__Task data__
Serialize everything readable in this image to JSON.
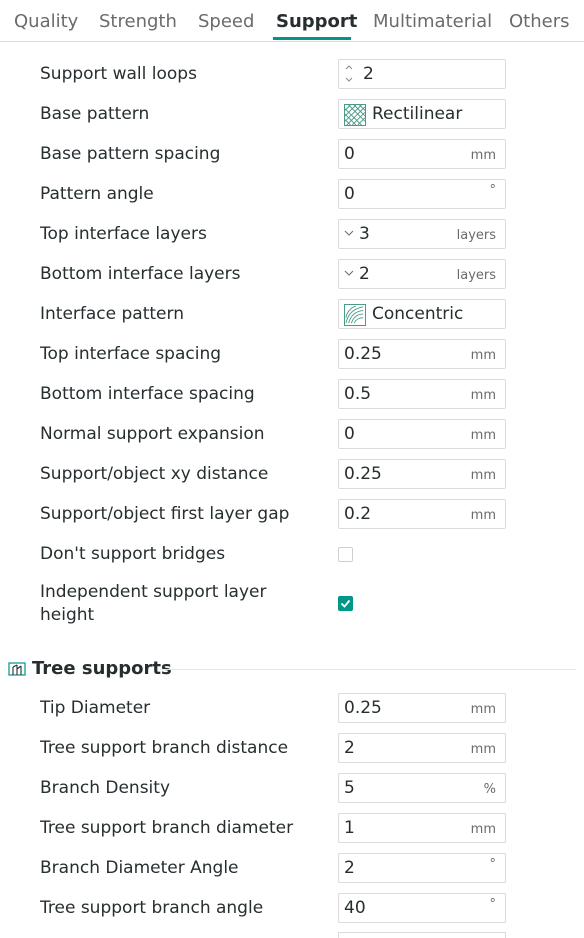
{
  "tabs": [
    {
      "label": "Quality"
    },
    {
      "label": "Strength"
    },
    {
      "label": "Speed"
    },
    {
      "label": "Support",
      "active": true
    },
    {
      "label": "Multimaterial"
    },
    {
      "label": "Others"
    }
  ],
  "accent_color": "#009688",
  "settings": [
    {
      "label": "Support wall loops",
      "value": "2"
    },
    {
      "label": "Base pattern",
      "value": "Rectilinear",
      "icon": "rectilinear-pattern-icon"
    },
    {
      "label": "Base pattern spacing",
      "value": "0",
      "unit": "mm"
    },
    {
      "label": "Pattern angle",
      "value": "0",
      "unit": "°"
    },
    {
      "label": "Top interface layers",
      "value": "3",
      "unit": "layers"
    },
    {
      "label": "Bottom interface layers",
      "value": "2",
      "unit": "layers"
    },
    {
      "label": "Interface pattern",
      "value": "Concentric",
      "icon": "concentric-pattern-icon"
    },
    {
      "label": "Top interface spacing",
      "value": "0.25",
      "unit": "mm"
    },
    {
      "label": "Bottom interface spacing",
      "value": "0.5",
      "unit": "mm"
    },
    {
      "label": "Normal support expansion",
      "value": "0",
      "unit": "mm"
    },
    {
      "label": "Support/object xy distance",
      "value": "0.25",
      "unit": "mm"
    },
    {
      "label": "Support/object first layer gap",
      "value": "0.2",
      "unit": "mm"
    },
    {
      "label": "Don't support bridges",
      "checked": false
    },
    {
      "label": "Independent support layer height",
      "checked": true
    }
  ],
  "tree_section": {
    "title": "Tree supports",
    "icon": "tree-support-icon"
  },
  "tree_settings": [
    {
      "label": "Tip Diameter",
      "value": "0.25",
      "unit": "mm"
    },
    {
      "label": "Tree support branch distance",
      "value": "2",
      "unit": "mm"
    },
    {
      "label": "Branch Density",
      "value": "5",
      "unit": "%"
    },
    {
      "label": "Tree support branch diameter",
      "value": "1",
      "unit": "mm"
    },
    {
      "label": "Branch Diameter Angle",
      "value": "2",
      "unit": "°"
    },
    {
      "label": "Tree support branch angle",
      "value": "40",
      "unit": "°"
    }
  ]
}
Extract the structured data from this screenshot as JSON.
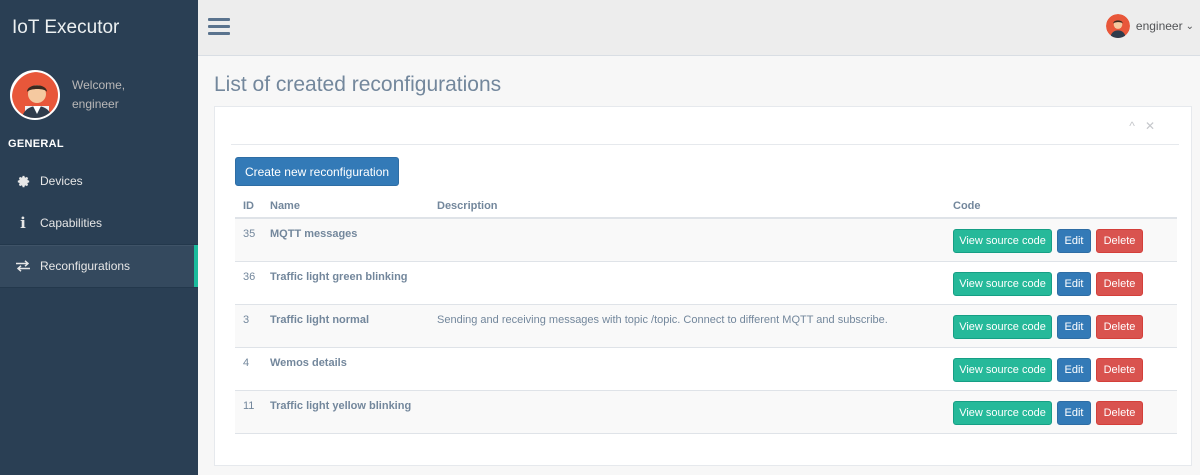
{
  "app": {
    "title": "IoT Executor"
  },
  "profile": {
    "welcome": "Welcome,",
    "username": "engineer"
  },
  "sidebar": {
    "section": "GENERAL",
    "items": [
      {
        "label": "Devices",
        "icon": "gear-icon"
      },
      {
        "label": "Capabilities",
        "icon": "info-icon"
      },
      {
        "label": "Reconfigurations",
        "icon": "exchange-icon",
        "active": true
      }
    ]
  },
  "topbar": {
    "username": "engineer",
    "caret": "⌄"
  },
  "page": {
    "title": "List of created reconfigurations"
  },
  "panel": {
    "collapse": "^",
    "close": "✕"
  },
  "actions": {
    "create": "Create new reconfiguration"
  },
  "table": {
    "headers": {
      "id": "ID",
      "name": "Name",
      "description": "Description",
      "code": "Code"
    },
    "rows": [
      {
        "id": "35",
        "name": "MQTT messages",
        "description": ""
      },
      {
        "id": "36",
        "name": "Traffic light green blinking",
        "description": ""
      },
      {
        "id": "3",
        "name": "Traffic light normal",
        "description": "Sending and receiving messages with topic /topic. Connect to different MQTT and subscribe."
      },
      {
        "id": "4",
        "name": "Wemos details",
        "description": ""
      },
      {
        "id": "11",
        "name": "Traffic light yellow blinking",
        "description": ""
      }
    ],
    "buttons": {
      "view": "View source code",
      "edit": "Edit",
      "delete": "Delete"
    }
  },
  "colors": {
    "sidebar": "#2a3f54",
    "accent": "#1abb9c",
    "primary": "#337ab7",
    "success": "#26b99a",
    "danger": "#d9534f"
  }
}
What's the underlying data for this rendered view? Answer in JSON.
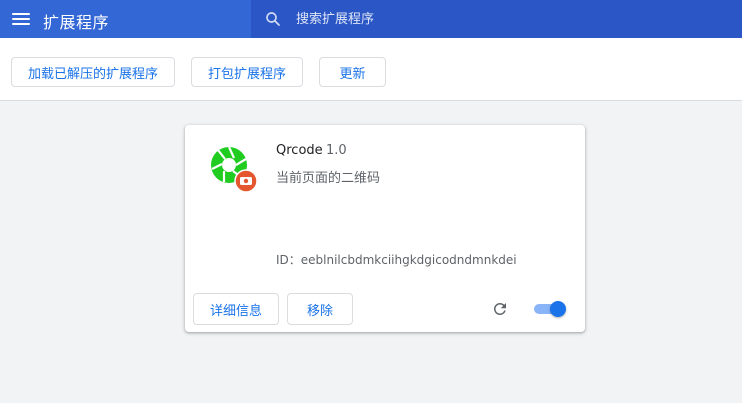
{
  "header": {
    "title": "扩展程序",
    "search_placeholder": "搜索扩展程序",
    "search_value": ""
  },
  "toolbar": {
    "load_unpacked_label": "加载已解压的扩展程序",
    "pack_label": "打包扩展程序",
    "update_label": "更新"
  },
  "extension": {
    "name": "Qrcode",
    "version": "1.0",
    "description": "当前页面的二维码",
    "id_text": "ID：eeblnilcbdmkciihgkdgicodndmnkdei",
    "details_label": "详细信息",
    "remove_label": "移除",
    "enabled": true,
    "icons": {
      "extension": "green-shutter-icon",
      "badge": "camera-badge-icon",
      "reload": "reload-icon"
    }
  },
  "colors": {
    "header_bg": "#3367d6",
    "search_bg": "#2a56c6",
    "accent": "#1a73e8",
    "icon_green": "#1fcc1f",
    "badge_orange": "#e4572e"
  }
}
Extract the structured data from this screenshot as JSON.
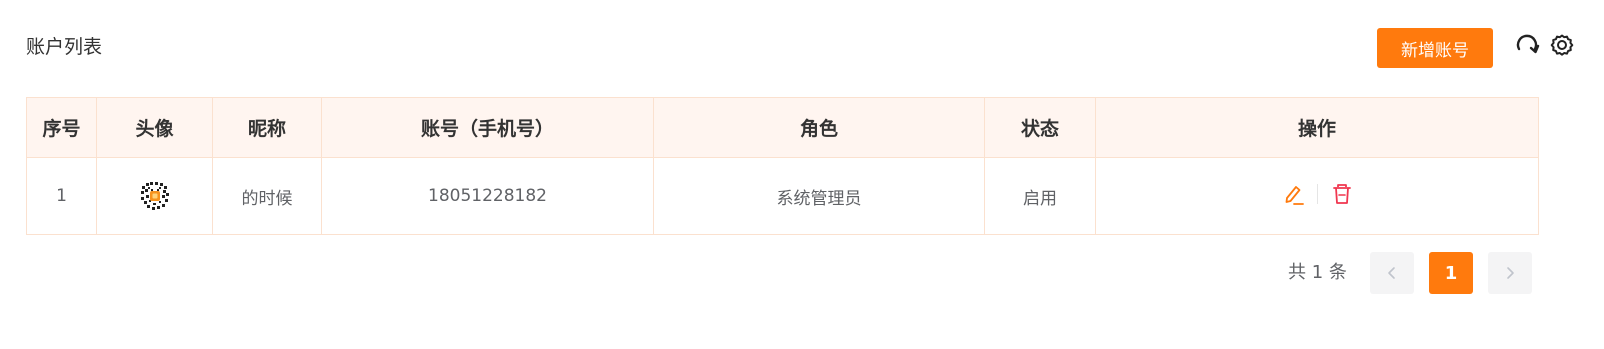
{
  "header": {
    "title": "账户列表",
    "add_button_label": "新增账号",
    "refresh_icon": "refresh-icon",
    "settings_icon": "settings-gear-icon"
  },
  "table": {
    "columns": [
      "序号",
      "头像",
      "昵称",
      "账号（手机号）",
      "角色",
      "状态",
      "操作"
    ],
    "rows": [
      {
        "index": "1",
        "avatar": "qr-code-avatar",
        "nickname": "的时候",
        "account": "18051228182",
        "role": "系统管理员",
        "status": "启用",
        "actions": [
          "edit-icon",
          "delete-icon"
        ]
      }
    ]
  },
  "pagination": {
    "total_text": "共 1 条",
    "current_page": "1",
    "prev_symbol": "‹",
    "next_symbol": "›"
  },
  "colors": {
    "accent": "#ff7a0d",
    "status_enabled": "#22b14c",
    "delete": "#f0364f",
    "header_bg": "#fff5f0",
    "border": "#fbe1cf"
  }
}
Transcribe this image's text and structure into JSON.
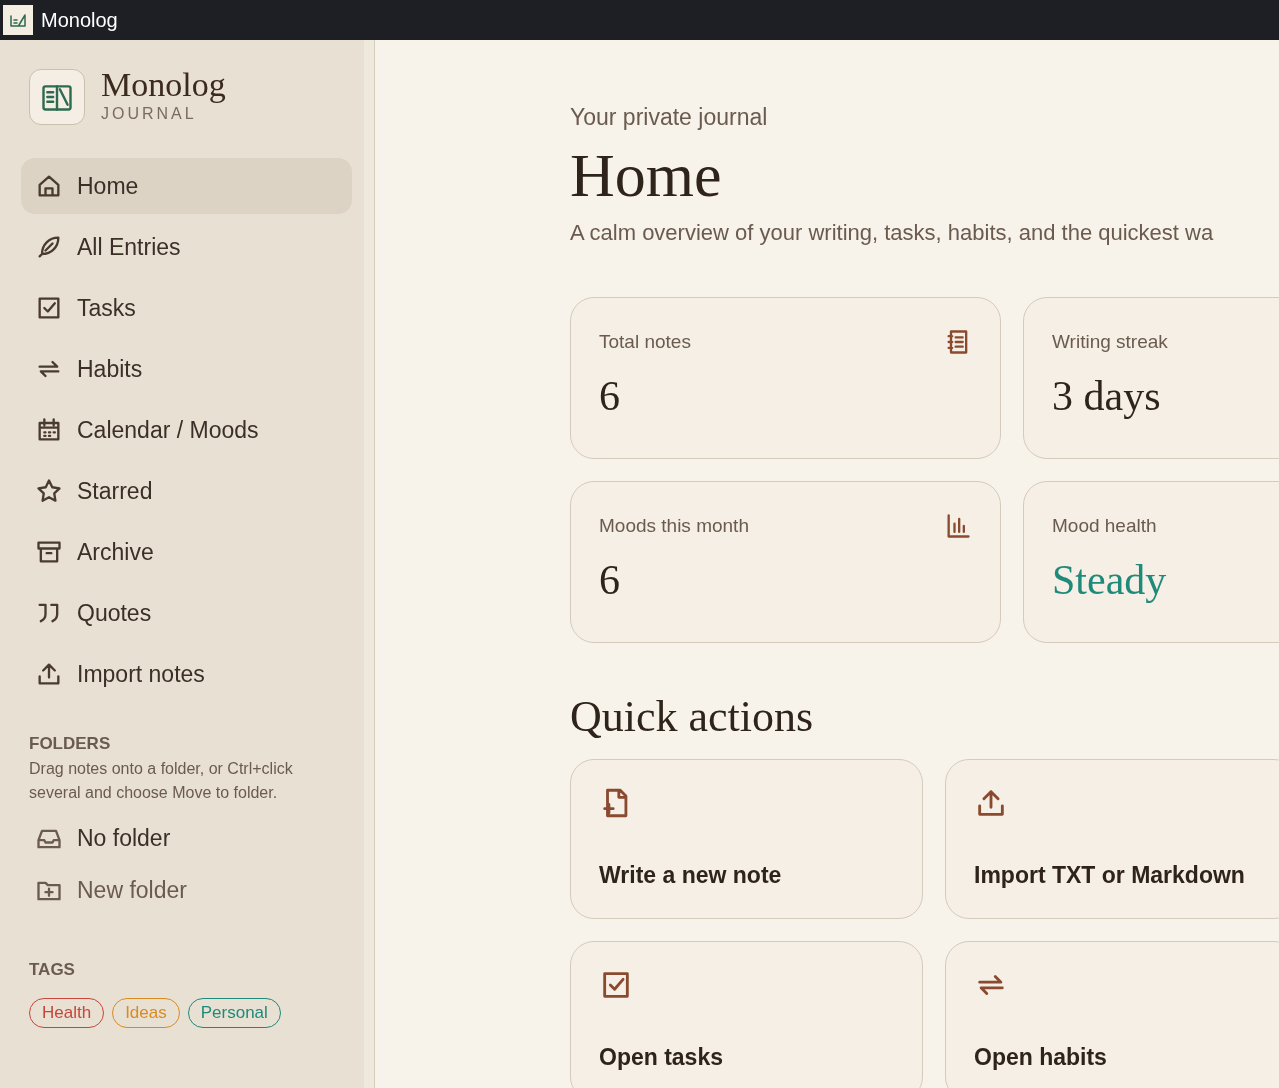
{
  "window": {
    "title": "Monolog"
  },
  "brand": {
    "name": "Monolog",
    "subtitle": "JOURNAL"
  },
  "nav": [
    {
      "label": "Home",
      "selected": true
    },
    {
      "label": "All Entries",
      "selected": false
    },
    {
      "label": "Tasks",
      "selected": false
    },
    {
      "label": "Habits",
      "selected": false
    },
    {
      "label": "Calendar / Moods",
      "selected": false
    },
    {
      "label": "Starred",
      "selected": false
    },
    {
      "label": "Archive",
      "selected": false
    },
    {
      "label": "Quotes",
      "selected": false
    },
    {
      "label": "Import notes",
      "selected": false
    }
  ],
  "folders": {
    "heading": "FOLDERS",
    "hint": "Drag notes onto a folder, or Ctrl+click several and choose Move to folder.",
    "items": [
      {
        "label": "No folder",
        "kind": "folder"
      },
      {
        "label": "New folder",
        "kind": "add"
      }
    ]
  },
  "tags": {
    "heading": "TAGS",
    "items": [
      {
        "label": "Health",
        "color": "#c8453a"
      },
      {
        "label": "Ideas",
        "color": "#d98b1f"
      },
      {
        "label": "Personal",
        "color": "#1f8a7a"
      }
    ]
  },
  "header": {
    "eyebrow": "Your private journal",
    "title": "Home",
    "subtitle": "A calm overview of your writing, tasks, habits, and the quickest wa"
  },
  "stats": [
    {
      "label": "Total notes",
      "value": "6",
      "kind": "notes"
    },
    {
      "label": "Writing streak",
      "value": "3 days",
      "kind": "plain"
    },
    {
      "label": "Moods this month",
      "value": "6",
      "kind": "chart"
    },
    {
      "label": "Mood health",
      "value": "Steady",
      "kind": "plain",
      "color": "#1f8a7a"
    }
  ],
  "quick_actions": {
    "title": "Quick actions",
    "items": [
      {
        "label": "Write a new note",
        "kind": "new"
      },
      {
        "label": "Import TXT or Markdown",
        "kind": "import"
      },
      {
        "label": "Open tasks",
        "kind": "tasks"
      },
      {
        "label": "Open habits",
        "kind": "habits"
      }
    ]
  }
}
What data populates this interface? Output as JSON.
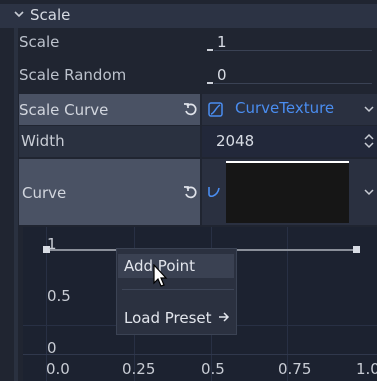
{
  "section": {
    "title": "Scale"
  },
  "properties": {
    "scale": {
      "label": "Scale",
      "value": "1"
    },
    "scale_random": {
      "label": "Scale Random",
      "value": "0"
    },
    "scale_curve": {
      "label": "Scale Curve",
      "resource": "CurveTexture"
    },
    "width": {
      "label": "Width",
      "value": "2048"
    },
    "curve": {
      "label": "Curve"
    }
  },
  "graph": {
    "y_labels": [
      "1",
      "0.5",
      "0"
    ],
    "x_labels": [
      "0.0",
      "0.25",
      "0.5",
      "0.75",
      "1.0"
    ]
  },
  "context_menu": {
    "items": [
      {
        "label": "Add Point"
      },
      {
        "label": "Load Preset"
      }
    ]
  },
  "colors": {
    "accent": "#4a8df0",
    "highlight_row": "#4a5264",
    "panel_bg": "#202531",
    "graph_bg": "#1c2230"
  }
}
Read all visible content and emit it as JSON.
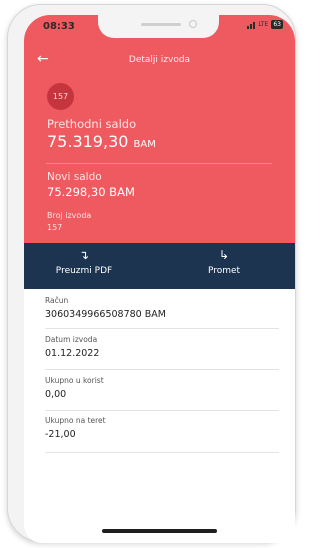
{
  "status_bar": {
    "time": "08:33",
    "network": "LTE",
    "battery": "63"
  },
  "header": {
    "back_icon": "arrow-left-icon",
    "title": "Detalji izvoda"
  },
  "summary": {
    "badge": "157",
    "previous_balance_label": "Prethodni saldo",
    "previous_balance_value": "75.319,30",
    "previous_balance_currency": "BAM",
    "new_balance_label": "Novi saldo",
    "new_balance_value": "75.298,30 BAM",
    "statement_number_label": "Broj izvoda",
    "statement_number_value": "157"
  },
  "actions": {
    "download_pdf_icon": "download-icon",
    "download_pdf_label": "Preuzmi PDF",
    "transactions_icon": "forward-arrow-icon",
    "transactions_label": "Promet"
  },
  "details": {
    "account_label": "Račun",
    "account_value": "3060349966508780 BAM",
    "date_label": "Datum izvoda",
    "date_value": "01.12.2022",
    "credit_label": "Ukupno u korist",
    "credit_value": "0,00",
    "debit_label": "Ukupno na teret",
    "debit_value": "-21,00"
  },
  "colors": {
    "header_background": "#ef5a61",
    "action_bar_background": "#1c3450",
    "badge_background": "#c6353d"
  }
}
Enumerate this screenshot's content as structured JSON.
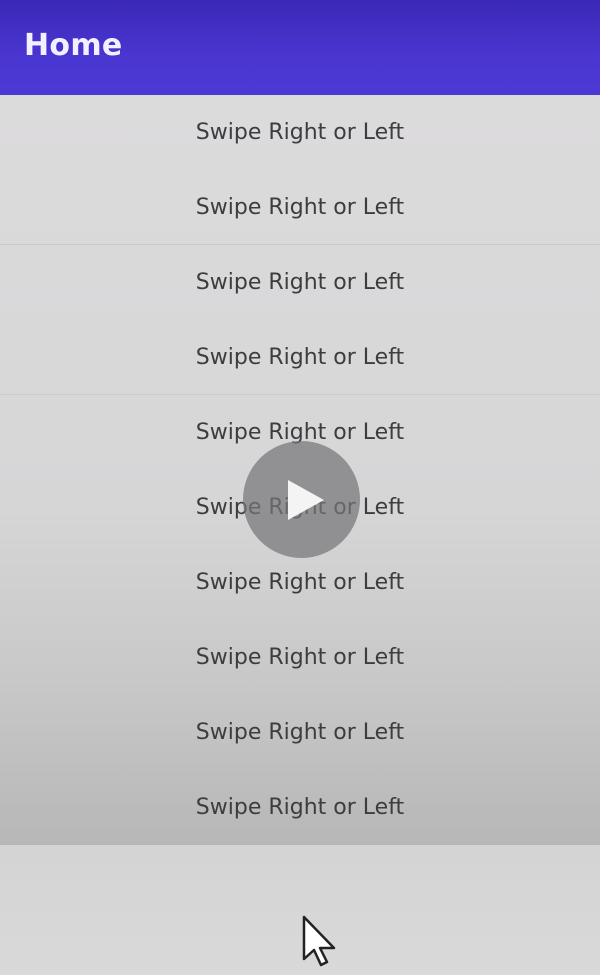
{
  "app_bar": {
    "title": "Home",
    "color": "#4a36d0"
  },
  "list": {
    "items": [
      {
        "label": "Swipe Right or Left"
      },
      {
        "label": "Swipe Right or Left"
      },
      {
        "label": "Swipe Right or Left"
      },
      {
        "label": "Swipe Right or Left"
      },
      {
        "label": "Swipe Right or Left"
      },
      {
        "label": "Swipe Right or Left"
      },
      {
        "label": "Swipe Right or Left"
      },
      {
        "label": "Swipe Right or Left"
      },
      {
        "label": "Swipe Right or Left"
      },
      {
        "label": "Swipe Right or Left"
      }
    ]
  },
  "video_overlay": {
    "icon": "play-icon"
  },
  "pointer": {
    "icon": "cursor-icon"
  }
}
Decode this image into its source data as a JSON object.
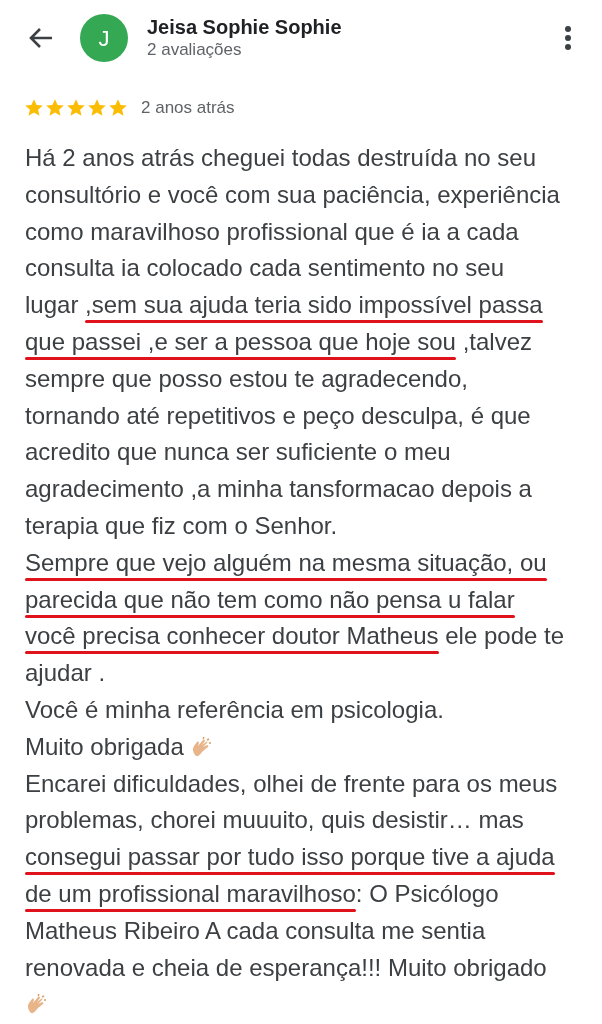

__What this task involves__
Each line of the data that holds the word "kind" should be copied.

__Answer space__
        "kind": "folder"
        "kind": "add"
      "kind": "notes"
      "kind": "plain"
      "kind": "chart"
      "kind": "plain",
        "kind": "new"
        "kind": "import"
        "kind": "tasks"
        "kind": "habits"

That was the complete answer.